▶ Directions for this task
Restate the listing below word for word, pictures excluded.

Content starts

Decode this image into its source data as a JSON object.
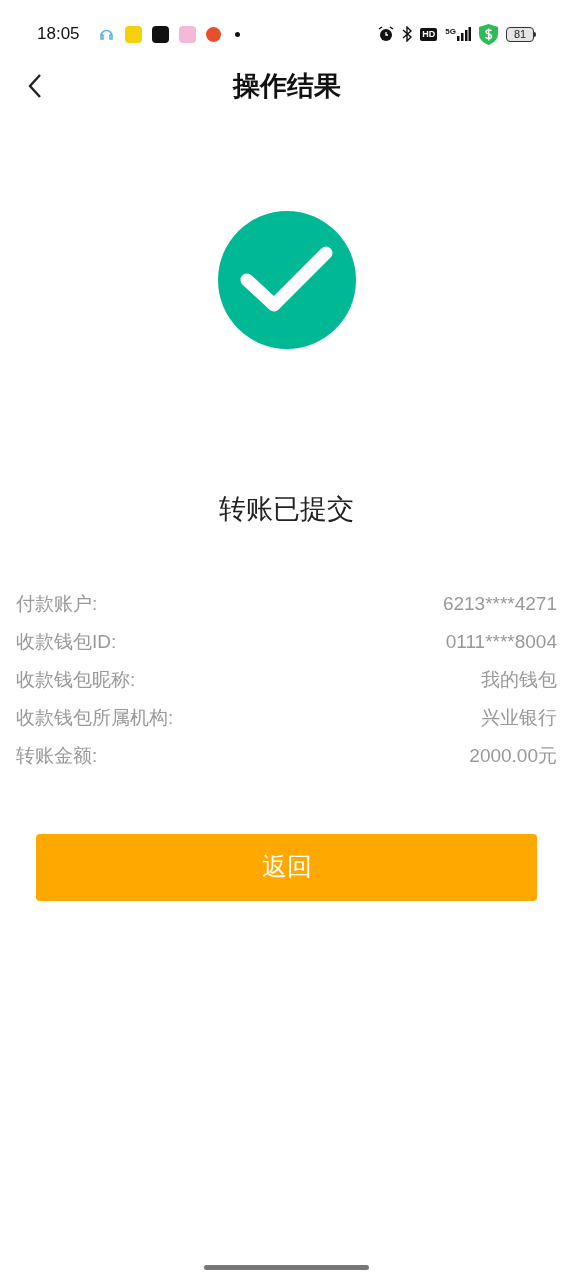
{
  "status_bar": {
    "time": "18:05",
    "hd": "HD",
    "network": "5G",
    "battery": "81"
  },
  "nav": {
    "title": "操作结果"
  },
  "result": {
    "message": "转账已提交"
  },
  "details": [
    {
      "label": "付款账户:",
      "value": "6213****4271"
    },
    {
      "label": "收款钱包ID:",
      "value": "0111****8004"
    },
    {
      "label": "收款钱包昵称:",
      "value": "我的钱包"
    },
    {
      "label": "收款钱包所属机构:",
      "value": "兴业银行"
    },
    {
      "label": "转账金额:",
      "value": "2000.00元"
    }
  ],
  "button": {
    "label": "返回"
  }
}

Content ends

▶ Exercise result
Decode this image into its source data as a JSON object.
{
  "status_bar": {
    "time": "18:05",
    "hd": "HD",
    "network": "5G",
    "battery": "81"
  },
  "nav": {
    "title": "操作结果"
  },
  "result": {
    "message": "转账已提交"
  },
  "details": [
    {
      "label": "付款账户:",
      "value": "6213****4271"
    },
    {
      "label": "收款钱包ID:",
      "value": "0111****8004"
    },
    {
      "label": "收款钱包昵称:",
      "value": "我的钱包"
    },
    {
      "label": "收款钱包所属机构:",
      "value": "兴业银行"
    },
    {
      "label": "转账金额:",
      "value": "2000.00元"
    }
  ],
  "button": {
    "label": "返回"
  }
}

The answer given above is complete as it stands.